App and web page records:
■ ■ ■ ■ ■ ■ ■
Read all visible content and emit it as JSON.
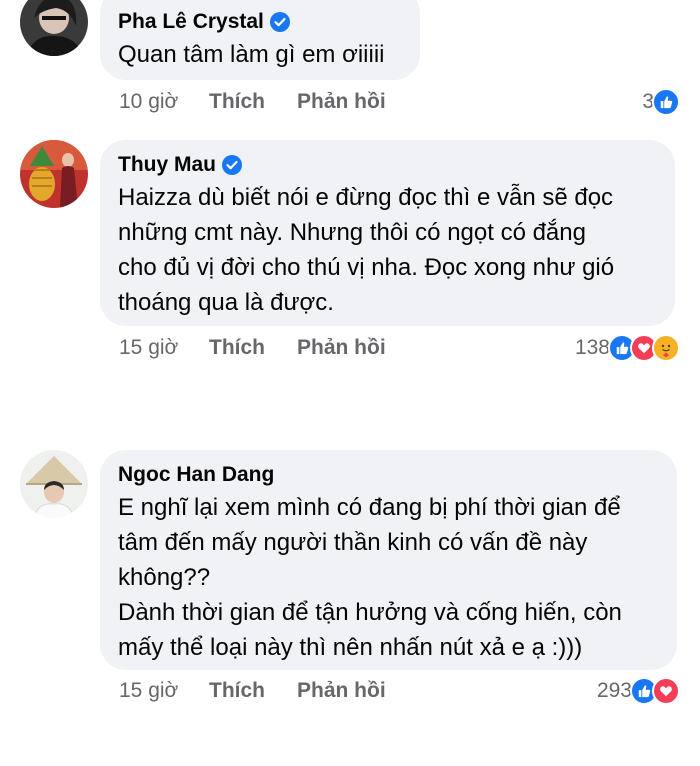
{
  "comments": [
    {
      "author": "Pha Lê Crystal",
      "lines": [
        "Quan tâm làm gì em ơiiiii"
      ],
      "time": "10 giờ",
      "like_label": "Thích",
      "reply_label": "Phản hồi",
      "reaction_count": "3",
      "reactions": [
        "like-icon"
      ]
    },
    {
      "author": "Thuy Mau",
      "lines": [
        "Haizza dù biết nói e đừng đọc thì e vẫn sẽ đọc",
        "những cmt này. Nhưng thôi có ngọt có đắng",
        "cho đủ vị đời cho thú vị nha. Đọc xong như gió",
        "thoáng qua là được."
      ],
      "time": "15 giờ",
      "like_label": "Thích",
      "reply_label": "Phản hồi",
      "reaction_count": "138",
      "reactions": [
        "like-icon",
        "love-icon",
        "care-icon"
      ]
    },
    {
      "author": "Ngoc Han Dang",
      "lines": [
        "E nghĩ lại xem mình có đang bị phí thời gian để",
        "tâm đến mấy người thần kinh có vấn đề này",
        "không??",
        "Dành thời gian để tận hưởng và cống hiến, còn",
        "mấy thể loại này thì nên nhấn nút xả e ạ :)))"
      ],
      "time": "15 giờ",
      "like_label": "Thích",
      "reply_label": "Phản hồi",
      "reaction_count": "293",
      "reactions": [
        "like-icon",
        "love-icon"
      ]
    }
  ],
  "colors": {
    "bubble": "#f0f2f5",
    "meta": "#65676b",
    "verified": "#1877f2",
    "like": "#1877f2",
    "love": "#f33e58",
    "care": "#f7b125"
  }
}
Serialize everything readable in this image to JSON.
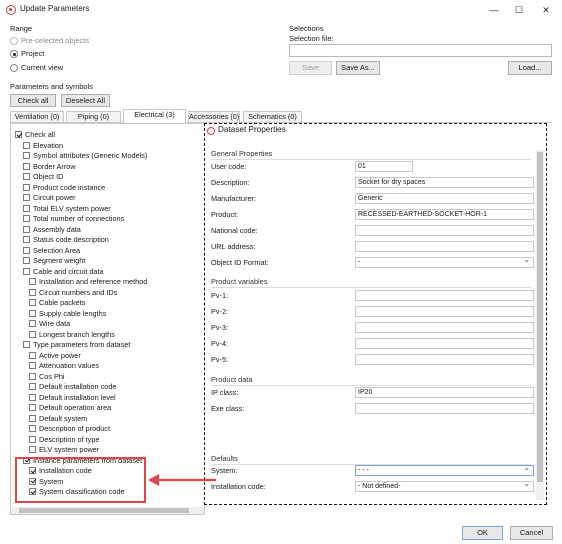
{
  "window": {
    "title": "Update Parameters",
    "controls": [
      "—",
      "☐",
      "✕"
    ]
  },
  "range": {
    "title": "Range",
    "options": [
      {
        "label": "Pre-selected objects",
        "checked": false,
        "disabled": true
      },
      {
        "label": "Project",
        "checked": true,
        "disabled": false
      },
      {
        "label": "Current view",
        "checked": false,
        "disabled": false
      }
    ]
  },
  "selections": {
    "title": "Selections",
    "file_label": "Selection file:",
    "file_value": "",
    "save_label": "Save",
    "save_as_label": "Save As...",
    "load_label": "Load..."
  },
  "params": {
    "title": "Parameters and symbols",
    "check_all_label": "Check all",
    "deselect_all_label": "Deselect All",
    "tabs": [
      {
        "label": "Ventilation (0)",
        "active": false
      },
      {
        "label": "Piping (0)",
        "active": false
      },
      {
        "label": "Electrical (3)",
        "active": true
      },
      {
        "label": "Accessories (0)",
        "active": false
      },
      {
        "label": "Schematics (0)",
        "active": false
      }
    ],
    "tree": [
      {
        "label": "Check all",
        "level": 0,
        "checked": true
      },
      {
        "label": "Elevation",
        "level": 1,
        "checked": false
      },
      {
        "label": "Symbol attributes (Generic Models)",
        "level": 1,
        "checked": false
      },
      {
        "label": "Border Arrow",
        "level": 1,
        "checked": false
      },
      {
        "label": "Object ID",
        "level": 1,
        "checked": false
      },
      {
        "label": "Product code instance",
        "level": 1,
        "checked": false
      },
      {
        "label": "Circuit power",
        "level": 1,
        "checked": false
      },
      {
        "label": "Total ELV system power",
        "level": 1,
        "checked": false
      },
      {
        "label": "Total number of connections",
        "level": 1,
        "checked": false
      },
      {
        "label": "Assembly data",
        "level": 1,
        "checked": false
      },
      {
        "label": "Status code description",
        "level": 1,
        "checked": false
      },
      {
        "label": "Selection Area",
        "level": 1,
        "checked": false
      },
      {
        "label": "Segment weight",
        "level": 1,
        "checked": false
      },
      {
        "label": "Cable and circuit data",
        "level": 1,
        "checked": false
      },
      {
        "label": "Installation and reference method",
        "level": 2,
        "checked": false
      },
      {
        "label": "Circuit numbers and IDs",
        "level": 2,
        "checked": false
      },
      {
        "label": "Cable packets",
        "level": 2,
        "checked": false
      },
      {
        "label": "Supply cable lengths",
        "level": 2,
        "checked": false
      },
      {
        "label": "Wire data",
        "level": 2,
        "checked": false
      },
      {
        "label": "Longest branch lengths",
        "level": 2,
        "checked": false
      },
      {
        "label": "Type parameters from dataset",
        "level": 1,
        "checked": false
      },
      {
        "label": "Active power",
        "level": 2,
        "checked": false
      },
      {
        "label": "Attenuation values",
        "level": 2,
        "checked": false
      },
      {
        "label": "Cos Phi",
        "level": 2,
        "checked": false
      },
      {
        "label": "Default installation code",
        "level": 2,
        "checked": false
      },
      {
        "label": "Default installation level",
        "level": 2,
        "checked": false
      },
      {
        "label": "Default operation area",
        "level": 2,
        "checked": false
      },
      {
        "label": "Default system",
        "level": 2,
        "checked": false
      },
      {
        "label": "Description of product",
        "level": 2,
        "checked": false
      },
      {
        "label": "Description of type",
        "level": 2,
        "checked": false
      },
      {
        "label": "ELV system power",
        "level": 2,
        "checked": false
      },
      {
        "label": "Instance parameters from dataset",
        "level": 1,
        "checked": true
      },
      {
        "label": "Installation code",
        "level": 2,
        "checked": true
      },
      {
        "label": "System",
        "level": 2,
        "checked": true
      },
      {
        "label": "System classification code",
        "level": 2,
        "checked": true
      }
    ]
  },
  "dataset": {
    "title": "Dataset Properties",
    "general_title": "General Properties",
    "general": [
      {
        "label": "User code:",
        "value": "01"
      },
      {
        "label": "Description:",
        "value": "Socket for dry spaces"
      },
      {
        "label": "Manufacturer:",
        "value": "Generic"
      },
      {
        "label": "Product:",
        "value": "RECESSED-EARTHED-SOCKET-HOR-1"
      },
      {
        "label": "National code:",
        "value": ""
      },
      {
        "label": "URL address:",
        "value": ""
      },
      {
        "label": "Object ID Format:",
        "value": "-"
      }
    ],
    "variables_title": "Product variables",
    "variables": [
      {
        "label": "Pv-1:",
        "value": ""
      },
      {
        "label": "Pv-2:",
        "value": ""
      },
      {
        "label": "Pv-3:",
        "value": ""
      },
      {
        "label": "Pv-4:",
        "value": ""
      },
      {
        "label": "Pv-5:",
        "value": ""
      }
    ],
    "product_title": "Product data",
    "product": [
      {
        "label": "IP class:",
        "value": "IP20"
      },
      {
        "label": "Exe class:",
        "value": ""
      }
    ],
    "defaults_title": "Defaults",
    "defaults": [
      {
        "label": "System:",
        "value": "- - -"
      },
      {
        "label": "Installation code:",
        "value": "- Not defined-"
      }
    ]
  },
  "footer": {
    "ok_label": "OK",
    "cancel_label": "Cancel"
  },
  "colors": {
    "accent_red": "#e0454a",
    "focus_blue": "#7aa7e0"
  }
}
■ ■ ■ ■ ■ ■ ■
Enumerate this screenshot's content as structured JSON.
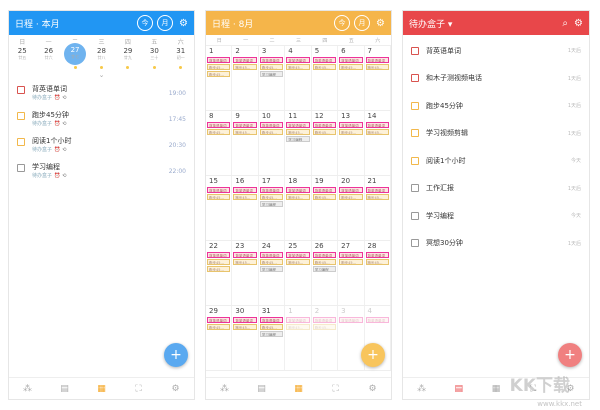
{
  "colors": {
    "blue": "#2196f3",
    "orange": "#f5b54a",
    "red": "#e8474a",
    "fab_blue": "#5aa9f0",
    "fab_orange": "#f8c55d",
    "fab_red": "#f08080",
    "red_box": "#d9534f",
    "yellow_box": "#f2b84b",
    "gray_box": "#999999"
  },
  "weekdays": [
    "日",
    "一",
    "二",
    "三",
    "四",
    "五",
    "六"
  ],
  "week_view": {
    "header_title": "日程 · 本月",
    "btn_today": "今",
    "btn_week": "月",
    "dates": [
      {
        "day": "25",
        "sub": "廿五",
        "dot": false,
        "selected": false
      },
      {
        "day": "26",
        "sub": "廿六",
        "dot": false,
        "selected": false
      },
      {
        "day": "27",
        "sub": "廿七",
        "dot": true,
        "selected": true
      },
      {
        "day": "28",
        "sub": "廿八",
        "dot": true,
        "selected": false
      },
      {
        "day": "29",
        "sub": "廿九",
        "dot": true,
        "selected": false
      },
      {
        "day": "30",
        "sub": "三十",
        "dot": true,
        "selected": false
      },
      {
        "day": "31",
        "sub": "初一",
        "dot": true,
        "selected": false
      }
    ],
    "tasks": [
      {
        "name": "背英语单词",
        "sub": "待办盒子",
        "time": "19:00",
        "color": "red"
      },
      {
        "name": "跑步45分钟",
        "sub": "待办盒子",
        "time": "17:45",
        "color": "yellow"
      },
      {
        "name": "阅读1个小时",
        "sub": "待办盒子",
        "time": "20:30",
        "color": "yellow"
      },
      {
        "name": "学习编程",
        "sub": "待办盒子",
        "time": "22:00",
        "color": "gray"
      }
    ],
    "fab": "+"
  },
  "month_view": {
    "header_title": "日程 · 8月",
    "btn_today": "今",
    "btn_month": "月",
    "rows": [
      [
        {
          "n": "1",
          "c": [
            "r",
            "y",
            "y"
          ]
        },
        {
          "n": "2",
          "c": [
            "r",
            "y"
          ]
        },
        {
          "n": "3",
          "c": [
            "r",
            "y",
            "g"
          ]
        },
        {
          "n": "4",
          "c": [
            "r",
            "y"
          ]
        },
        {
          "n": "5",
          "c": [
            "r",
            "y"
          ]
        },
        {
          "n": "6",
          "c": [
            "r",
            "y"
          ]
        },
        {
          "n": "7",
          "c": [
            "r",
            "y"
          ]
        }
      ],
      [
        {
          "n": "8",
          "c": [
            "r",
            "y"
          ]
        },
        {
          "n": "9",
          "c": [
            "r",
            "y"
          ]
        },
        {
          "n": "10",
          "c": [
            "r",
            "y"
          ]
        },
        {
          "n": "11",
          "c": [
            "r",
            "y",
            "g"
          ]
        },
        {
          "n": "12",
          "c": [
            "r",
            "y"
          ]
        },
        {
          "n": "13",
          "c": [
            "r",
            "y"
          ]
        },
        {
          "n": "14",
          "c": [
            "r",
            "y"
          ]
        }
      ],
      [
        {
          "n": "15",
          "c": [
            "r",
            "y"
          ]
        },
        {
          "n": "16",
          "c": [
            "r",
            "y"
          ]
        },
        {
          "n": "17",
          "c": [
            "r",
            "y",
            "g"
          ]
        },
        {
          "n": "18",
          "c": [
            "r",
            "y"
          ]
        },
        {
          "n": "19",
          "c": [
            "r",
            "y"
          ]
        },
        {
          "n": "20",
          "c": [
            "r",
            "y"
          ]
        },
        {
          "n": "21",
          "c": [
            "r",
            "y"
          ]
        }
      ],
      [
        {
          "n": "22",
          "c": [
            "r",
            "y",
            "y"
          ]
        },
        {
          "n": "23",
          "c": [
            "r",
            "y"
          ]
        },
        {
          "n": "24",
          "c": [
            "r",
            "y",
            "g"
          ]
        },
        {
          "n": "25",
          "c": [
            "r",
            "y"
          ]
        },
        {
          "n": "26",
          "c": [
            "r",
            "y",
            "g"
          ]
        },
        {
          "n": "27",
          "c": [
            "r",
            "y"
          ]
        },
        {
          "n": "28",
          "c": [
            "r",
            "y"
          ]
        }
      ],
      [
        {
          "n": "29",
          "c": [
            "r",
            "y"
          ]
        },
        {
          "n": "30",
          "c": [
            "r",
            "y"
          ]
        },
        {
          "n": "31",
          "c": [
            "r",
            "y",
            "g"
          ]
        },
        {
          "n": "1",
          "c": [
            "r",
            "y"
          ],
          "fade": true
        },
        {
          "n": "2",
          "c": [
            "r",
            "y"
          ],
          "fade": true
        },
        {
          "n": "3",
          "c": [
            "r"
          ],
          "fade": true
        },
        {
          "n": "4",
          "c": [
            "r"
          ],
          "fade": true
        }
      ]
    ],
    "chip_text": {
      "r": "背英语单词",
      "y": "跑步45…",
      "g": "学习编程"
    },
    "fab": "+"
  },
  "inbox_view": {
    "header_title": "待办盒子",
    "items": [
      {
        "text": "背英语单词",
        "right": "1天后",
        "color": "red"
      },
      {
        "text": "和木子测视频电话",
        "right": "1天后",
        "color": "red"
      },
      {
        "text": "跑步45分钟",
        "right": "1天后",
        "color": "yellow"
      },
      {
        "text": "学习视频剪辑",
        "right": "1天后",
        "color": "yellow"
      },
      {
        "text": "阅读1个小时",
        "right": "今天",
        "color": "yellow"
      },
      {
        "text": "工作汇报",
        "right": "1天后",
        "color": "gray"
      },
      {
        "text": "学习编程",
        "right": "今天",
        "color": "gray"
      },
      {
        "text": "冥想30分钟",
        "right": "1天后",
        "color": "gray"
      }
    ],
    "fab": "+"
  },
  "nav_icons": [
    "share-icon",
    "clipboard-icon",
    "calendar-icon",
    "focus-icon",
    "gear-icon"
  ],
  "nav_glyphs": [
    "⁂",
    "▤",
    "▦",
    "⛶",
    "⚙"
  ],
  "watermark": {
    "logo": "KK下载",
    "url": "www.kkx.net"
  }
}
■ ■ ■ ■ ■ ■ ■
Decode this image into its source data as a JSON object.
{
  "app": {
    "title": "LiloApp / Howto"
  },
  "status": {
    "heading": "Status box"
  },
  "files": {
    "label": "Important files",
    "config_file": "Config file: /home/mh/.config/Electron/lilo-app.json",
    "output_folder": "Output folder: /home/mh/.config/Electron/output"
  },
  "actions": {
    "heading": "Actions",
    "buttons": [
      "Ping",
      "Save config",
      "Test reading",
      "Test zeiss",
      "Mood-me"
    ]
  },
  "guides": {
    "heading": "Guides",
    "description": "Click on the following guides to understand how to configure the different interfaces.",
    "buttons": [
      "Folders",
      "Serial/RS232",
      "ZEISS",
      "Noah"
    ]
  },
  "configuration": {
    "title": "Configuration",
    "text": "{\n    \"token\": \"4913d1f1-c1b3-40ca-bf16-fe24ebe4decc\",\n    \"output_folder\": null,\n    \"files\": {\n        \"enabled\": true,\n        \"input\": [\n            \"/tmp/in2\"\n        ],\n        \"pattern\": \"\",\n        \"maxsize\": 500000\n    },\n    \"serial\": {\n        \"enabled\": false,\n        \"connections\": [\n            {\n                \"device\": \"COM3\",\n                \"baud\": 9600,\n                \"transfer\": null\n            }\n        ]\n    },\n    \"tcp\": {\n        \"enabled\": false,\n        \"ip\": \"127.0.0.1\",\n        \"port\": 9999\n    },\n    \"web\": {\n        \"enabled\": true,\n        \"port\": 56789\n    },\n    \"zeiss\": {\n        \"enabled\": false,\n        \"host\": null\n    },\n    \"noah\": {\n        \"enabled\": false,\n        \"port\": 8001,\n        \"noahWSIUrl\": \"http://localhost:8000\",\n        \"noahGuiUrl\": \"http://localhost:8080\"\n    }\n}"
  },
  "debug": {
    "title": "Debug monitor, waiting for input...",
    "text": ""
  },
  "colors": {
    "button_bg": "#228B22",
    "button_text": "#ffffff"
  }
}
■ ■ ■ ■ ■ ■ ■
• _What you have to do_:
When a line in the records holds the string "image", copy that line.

• _Output of the task_:
Serialize everything readable in this image to JSON.
Decode this image into its source data as a JSON object.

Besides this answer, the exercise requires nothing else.